The companies involved soon disappear with investors' money and as the firms are not protected by the Financial Services Authority, their funds are not covered by the Financial Services Compensation Scheme</p>
- 2. Money mule
Fraudsters recruit unknowing accomplices through email under the guise of offering employment, seeking a personal favour, or through internet shopping sites. The recruits are persuaded into receiving what are essentially fraudulent payments and then passing funds on.</p>
The 'mules' are frequently offered a small financial incentive to encourage involvement and face difficulties in proving their innocence when the fraud is discovered.</p>
- 3. Carbon credit fraud
The scams claim to offer people the chance to profit from carbon credits. Under regulations that permit businesses to emit a tonne of CO2 – the companies claim to offer investment in green projects like a forestry scheme or a solar panel project, which generates carbon credits that are then sold on to heavy industry.</p>
A flashy brochure or website tells of a reliable 'government-backed' scheme which provides reliable returns for investors. Such a scheme doesn't exist however – a reality investors only discovered when they have parted with their cash and the company is untraceable. As with land banking, fraudulent companies are not covered by the FSA so victims have no course for recompense</p>
- 4. HMRC phishing scam
Receiving an email from the taxman saying you are owed a payment may seem like a nice surprise, but it is actually from fraudsters trying to relieve you of your cash instead.</p>
The emails provide a "click-through link" to a cloned replica of the HMRC website. The recipient is then asked to provide their credit or debit card details - all the information the criminals need to clear your account, and sell on your personal details.</p>
- 6. Crash for cash scams
Insurer Direct Line reported a hike in the number of 'crash for cash' scams last year – where fraudsters fake accidents by making unnecessary emergency stops at busy roundabouts or slip roads, forcing motorists to crash into them.</p>
They then make bogus claims to the innocent motorist's insurer, often including fictitious injuries and passengers.</p>
- 7. Driving school scams
Learner drivers have been taken for ride by being unknowingly taught by trainee instructors. An investigation by the AA found up to 27,000 extra driving tests have been failed in the last year because one in 10 learner drivers are unwittingly taught by an instructor they do not know is learning on the job.</p>
- 8. One man mail scam
July saw the arrest of a Leicester postman who stole £46,686 worth of mail over two-and-a-half years. Yogeshbhai Patel, 38, was jailed for two years for stealing mail including 2,000 DVDs and 2,250 games along with CDs and other electrical equipment. He intercepting the valuable packages and spent the money on living a luxury lifestyle including helicopter rides and a trip to Las Vegas.</p>
- 9. Smart meter scam
The Trading Standards Institute reported over 200 cases where elderly homeowners have been targeted by telephone cold callers, purporting to be from their energy supplier and offering energy saving devices which could cut their bills by 40%.</p>
The TSI tested the devices in homes where owners had fallen for the scam, only to find they both failed to satisfy electrical safety standards or deliver any tangible energy savings.</p>
- 10. Thermal camera fraud
Thermal cameras that track ATM pin numbers are the latest weapon in their arsenal and US scientists have warned it is the next threat for this form of crime.
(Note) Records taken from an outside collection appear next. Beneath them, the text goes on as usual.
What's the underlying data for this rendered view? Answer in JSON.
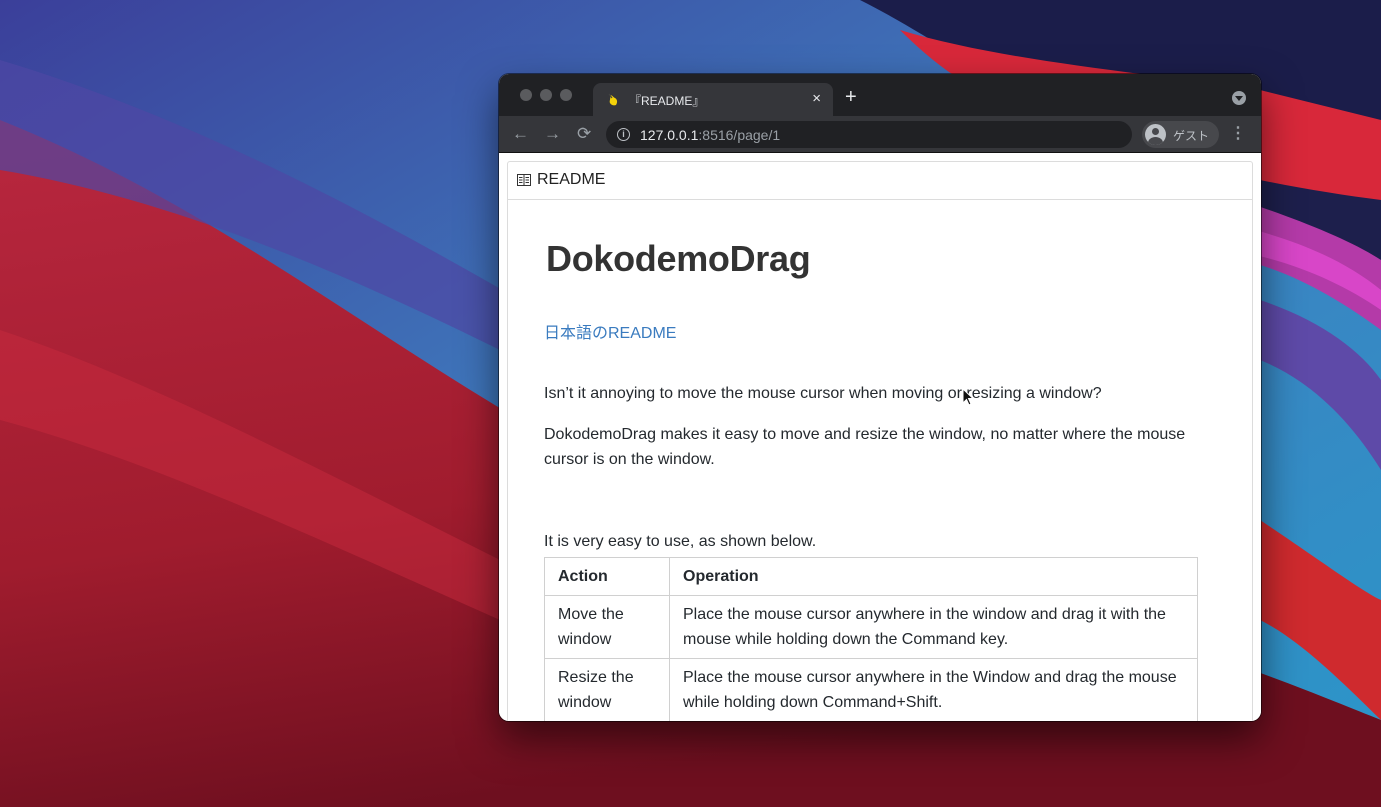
{
  "browser": {
    "tab_title": "『README』",
    "tab_close": "×",
    "new_tab": "+",
    "back": "←",
    "forward": "→",
    "reload": "⟳",
    "url_host": "127.0.0.1",
    "url_rest": ":8516/page/1",
    "profile_label": "ゲスト",
    "menu": "⋮",
    "icons": [
      "info-icon",
      "avatar-icon",
      "book-icon"
    ]
  },
  "readme": {
    "header_title": "README",
    "h1": "DokodemoDrag",
    "lang_link": "日本語のREADME",
    "para1": "Isn’t it annoying to move the mouse cursor when moving or resizing a window?",
    "para2": "DokodemoDrag makes it easy to move and resize the window, no matter where the mouse cursor is on the window.",
    "para3": "It is very easy to use, as shown below.",
    "table": {
      "headers": [
        "Action",
        "Operation"
      ],
      "rows": [
        [
          "Move the window",
          "Place the mouse cursor anywhere in the window and drag it with the mouse while holding down the Command key."
        ],
        [
          "Resize the window",
          "Place the mouse cursor anywhere in the Window and drag the mouse while holding down Command+Shift."
        ]
      ]
    }
  }
}
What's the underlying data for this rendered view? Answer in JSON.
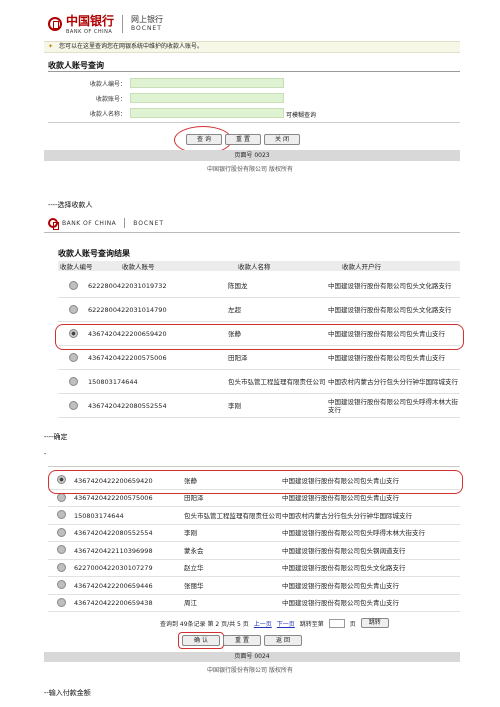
{
  "screen1": {
    "bank_name_cn": "中国银行",
    "bank_name_en": "BANK OF CHINA",
    "service_cn": "网上银行",
    "service_en": "BOCNET",
    "tip": "您可以在这里查询您在网银系统中维护的收款人账号。",
    "section_title": "收款人账号查询",
    "fields": [
      {
        "label": "收款人编号：",
        "value": ""
      },
      {
        "label": "收款账号：",
        "value": ""
      },
      {
        "label": "收款人名称：",
        "value": ""
      }
    ],
    "fuzzy_label": "可模糊查询",
    "buttons": {
      "query": "查 询",
      "reset": "重 置",
      "close": "关 闭"
    },
    "page_no": "页面号 0023",
    "copyright": "中国银行股份有限公司 版权所有"
  },
  "caption1": "----选择收款人",
  "screen2": {
    "bank_name_en": "BANK OF CHINA",
    "service_en": "BOCNET",
    "section_title": "收款人账号查询结果",
    "columns": [
      "收款人编号",
      "收款人账号",
      "收款人名称",
      "收款人开户行"
    ],
    "rows": [
      {
        "account": "6222800422031019732",
        "name": "陈国龙",
        "bank": "中国建设银行股份有限公司包头文化路支行",
        "selected": false
      },
      {
        "account": "6222800422031014790",
        "name": "左超",
        "bank": "中国建设银行股份有限公司包头文化路支行",
        "selected": false
      },
      {
        "account": "4367420422200659420",
        "name": "张静",
        "bank": "中国建设银行股份有限公司包头青山支行",
        "selected": true
      },
      {
        "account": "4367420422200575006",
        "name": "田阳泽",
        "bank": "中国建设银行股份有限公司包头青山支行",
        "selected": false
      },
      {
        "account": "150803174644",
        "name": "包头市弘管工程监理有限责任公司",
        "bank": "中国农村内蒙古分行包头分行钟华国际城支行",
        "selected": false
      },
      {
        "account": "4367420422080552554",
        "name": "李刚",
        "bank": "中国建设银行股份有限公司包头呼得木林大街支行",
        "selected": false
      }
    ]
  },
  "caption2": "----确定",
  "dash": "-",
  "screen3": {
    "rows": [
      {
        "account": "4367420422200659420",
        "name": "张静",
        "bank": "中国建设银行股份有限公司包头青山支行",
        "selected": true
      },
      {
        "account": "4367420422200575006",
        "name": "田阳泽",
        "bank": "中国建设银行股份有限公司包头青山支行",
        "selected": false
      },
      {
        "account": "150803174644",
        "name": "包头市弘管工程监理有限责任公司",
        "bank": "中国农村内蒙古分行包头分行钟华国际城支行",
        "selected": false
      },
      {
        "account": "4367420422080552554",
        "name": "李刚",
        "bank": "中国建设银行股份有限公司包头呼得木林大街支行",
        "selected": false
      },
      {
        "account": "4367420422110396998",
        "name": "蒙永会",
        "bank": "中国建设银行股份有限公司包头钢阔道支行",
        "selected": false
      },
      {
        "account": "6227000422030107279",
        "name": "赵立华",
        "bank": "中国建设银行股份有限公司包头文化路支行",
        "selected": false
      },
      {
        "account": "4367420422200659446",
        "name": "张丽华",
        "bank": "中国建设银行股份有限公司包头青山支行",
        "selected": false
      },
      {
        "account": "4367420422200659438",
        "name": "周江",
        "bank": "中国建设银行股份有限公司包头青山支行",
        "selected": false
      }
    ],
    "pagination": {
      "summary": "查询到 49条记录  第 2 页/共 5 页",
      "prev": "上一页",
      "next": "下一页",
      "jump_label": "跳转至第",
      "jump_value": "",
      "jump_unit": "页",
      "jump_button": "跳转"
    },
    "buttons": {
      "ok": "确 认",
      "reset": "重 置",
      "back": "返 回"
    },
    "page_no": "页面号 0024",
    "copyright": "中国银行股份有限公司 版权所有"
  },
  "caption3": "--输入付款金额",
  "colors": {
    "brand_red": "#b00000",
    "highlight_red": "#d43030",
    "input_green": "#dff2d2"
  }
}
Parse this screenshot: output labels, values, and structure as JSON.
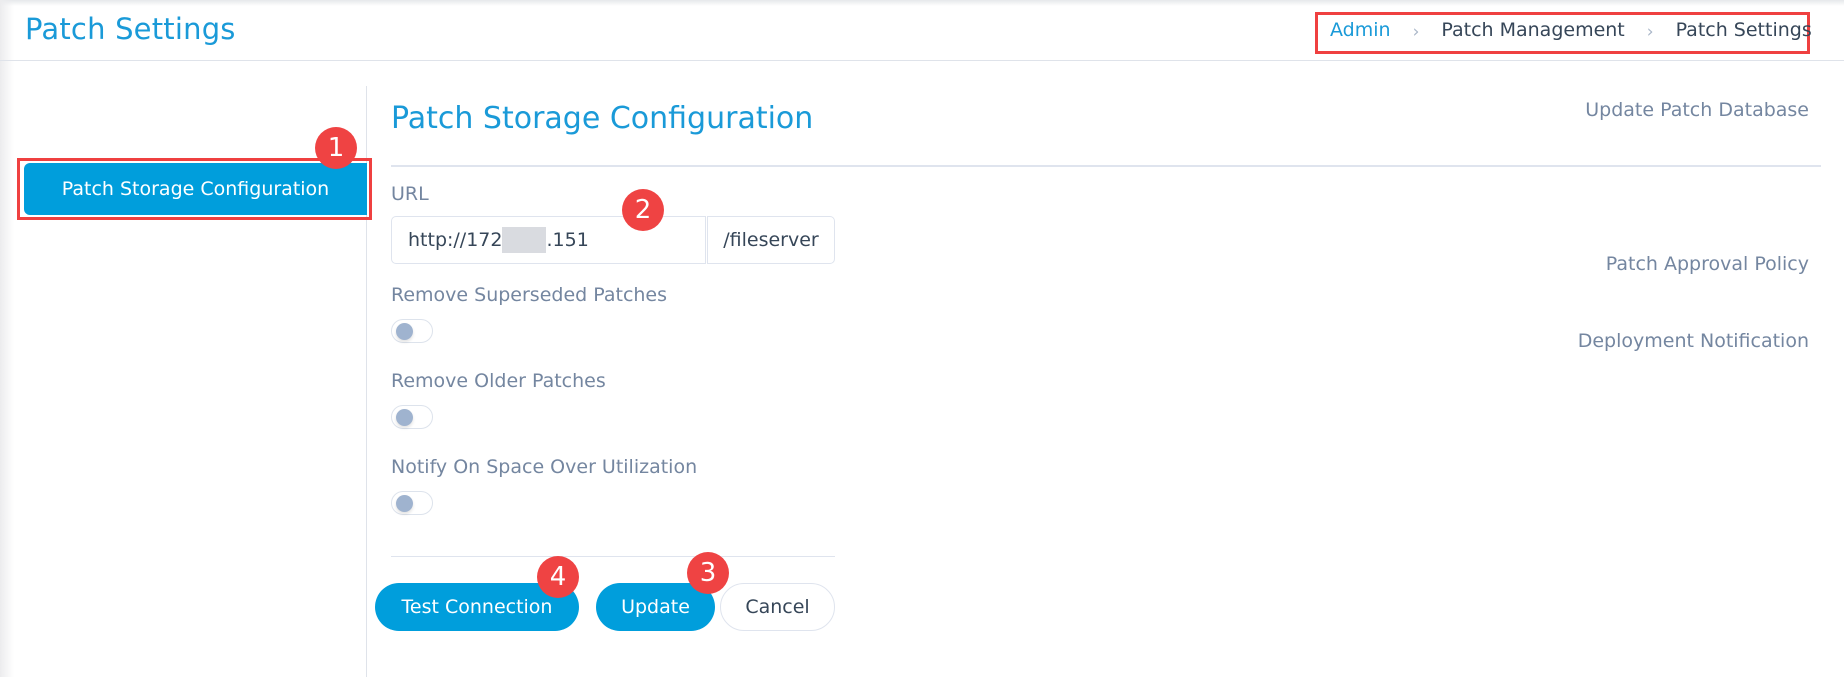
{
  "header": {
    "title": "Patch Settings",
    "breadcrumb": [
      {
        "label": "Admin",
        "link": true
      },
      {
        "label": "Patch Management",
        "link": false
      },
      {
        "label": "Patch Settings",
        "link": false
      }
    ],
    "separator": "›"
  },
  "sidebar": {
    "items": [
      {
        "label": "Update Patch Database",
        "active": false
      },
      {
        "label": "Patch Storage Configuration",
        "active": true
      },
      {
        "label": "Patch Approval Policy",
        "active": false
      },
      {
        "label": "Deployment Notification",
        "active": false
      }
    ]
  },
  "main": {
    "title": "Patch Storage Configuration",
    "url": {
      "label": "URL",
      "value_prefix": "http://172",
      "value_suffix": ".151",
      "redacted": true,
      "path_suffix": "/fileserver"
    },
    "toggles": [
      {
        "label": "Remove Superseded Patches",
        "on": false
      },
      {
        "label": "Remove Older Patches",
        "on": false
      },
      {
        "label": "Notify On Space Over Utilization",
        "on": false
      }
    ],
    "buttons": {
      "test_connection": "Test Connection",
      "update": "Update",
      "cancel": "Cancel"
    }
  },
  "annotations": {
    "badges": [
      "1",
      "2",
      "3",
      "4"
    ],
    "highlight_color": "#ef4040"
  },
  "colors": {
    "accent": "#009edc",
    "title": "#1a9ad8",
    "muted_text": "#7486a0",
    "badge": "#ef4343"
  }
}
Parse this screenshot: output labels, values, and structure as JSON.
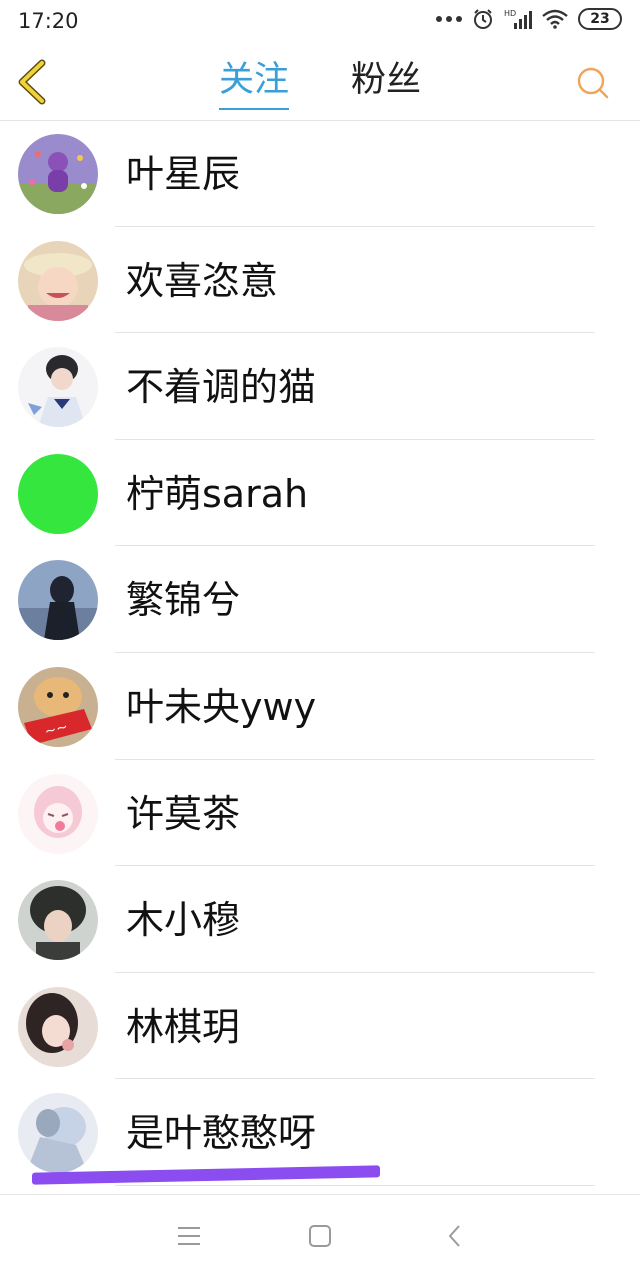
{
  "status_bar": {
    "time": "17:20",
    "battery": "23",
    "network": "HD"
  },
  "header": {
    "tabs": [
      {
        "label": "关注",
        "active": true
      },
      {
        "label": "粉丝",
        "active": false
      }
    ],
    "accent_color": "#3a9fd8",
    "back_icon": "chevron-left-icon",
    "search_icon": "search-icon"
  },
  "contacts": [
    {
      "name": "叶星辰"
    },
    {
      "name": "欢喜恣意"
    },
    {
      "name": "不着调的猫"
    },
    {
      "name": "柠萌sarah"
    },
    {
      "name": "繁锦兮"
    },
    {
      "name": "叶未央ywy"
    },
    {
      "name": "许莫茶"
    },
    {
      "name": "木小穆"
    },
    {
      "name": "林棋玥"
    },
    {
      "name": "是叶憨憨呀"
    }
  ],
  "nav_bar": {
    "icons": [
      "menu-icon",
      "home-square-icon",
      "back-triangle-icon"
    ]
  }
}
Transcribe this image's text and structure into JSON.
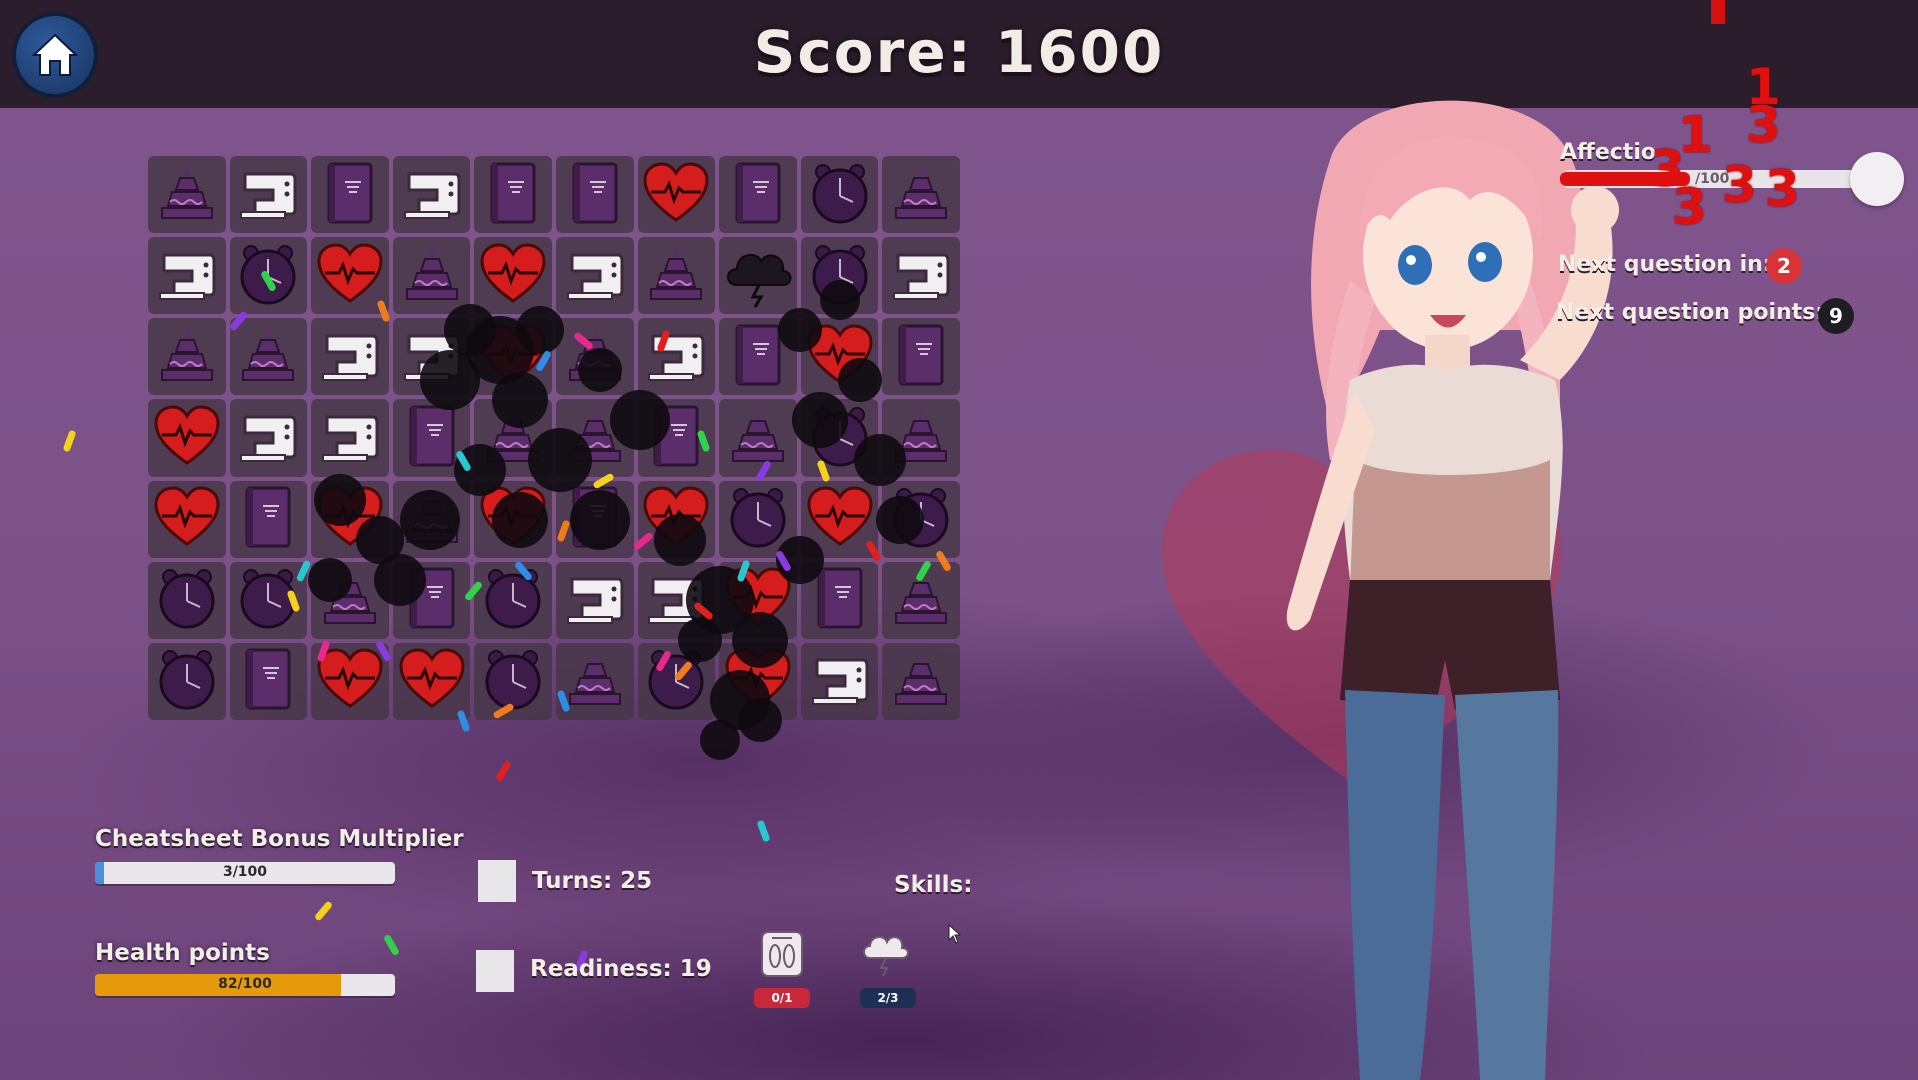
{
  "header": {
    "score_label": "Score",
    "score_value": "1600"
  },
  "board": {
    "rows": [
      [
        "cake",
        "machine",
        "book",
        "machine",
        "book",
        "book",
        "heart",
        "book",
        "clock",
        "cake"
      ],
      [
        "machine",
        "clock",
        "heart",
        "cake",
        "heart",
        "machine",
        "cake",
        "cloud",
        "clock",
        "machine"
      ],
      [
        "cake",
        "cake",
        "machine",
        "machine",
        "heart",
        "cake",
        "machine",
        "book",
        "heart",
        "book"
      ],
      [
        "heart",
        "machine",
        "machine",
        "book",
        "cake",
        "cake",
        "book",
        "cake",
        "clock",
        "cake"
      ],
      [
        "heart",
        "book",
        "heart",
        "cake",
        "heart",
        "book",
        "heart",
        "clock",
        "heart",
        "clock"
      ],
      [
        "clock",
        "clock",
        "cake",
        "book",
        "clock",
        "machine",
        "machine",
        "heart",
        "book",
        "cake"
      ],
      [
        "clock",
        "book",
        "heart",
        "heart",
        "clock",
        "cake",
        "clock",
        "heart",
        "machine",
        "cake"
      ]
    ]
  },
  "cheatsheet": {
    "title": "Cheatsheet Bonus Multiplier",
    "value_text": "3/100",
    "fraction": 0.03
  },
  "health": {
    "title": "Health points",
    "value_text": "82/100",
    "fraction": 0.82
  },
  "turns": {
    "label": "Turns",
    "value": "25"
  },
  "readiness": {
    "label": "Readiness",
    "value": "19"
  },
  "skills": {
    "title": "Skills:",
    "items": [
      {
        "icon": "foot-scale-icon",
        "badge": "0/1",
        "badge_color": "#c8283a"
      },
      {
        "icon": "storm-cloud-icon",
        "badge": "2/3",
        "badge_color": "#1e2f55"
      }
    ]
  },
  "affection": {
    "label": "Affectio",
    "value_text": "/100"
  },
  "next_question": {
    "label": "Next question in:",
    "value": "2"
  },
  "next_points": {
    "label": "Next question points:",
    "value": "9"
  },
  "damage_numbers": [
    "1",
    "3",
    "1",
    "3",
    "3",
    "3",
    "3"
  ],
  "colors": {
    "topbar": "#2c1d2c",
    "health_fill": "#e59a0c",
    "cheatsheet_fill": "#4a90d8",
    "icon_purple": "#5b2d6a",
    "heart_red": "#d51d1d",
    "damage_red": "#e01010"
  }
}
Researchers at the University of California at San Diego found that up to 45 seconds after a person types their pin code into an ATM machine or door entry pad the numbers and even the sequence are still readable by thermal cameras.</p>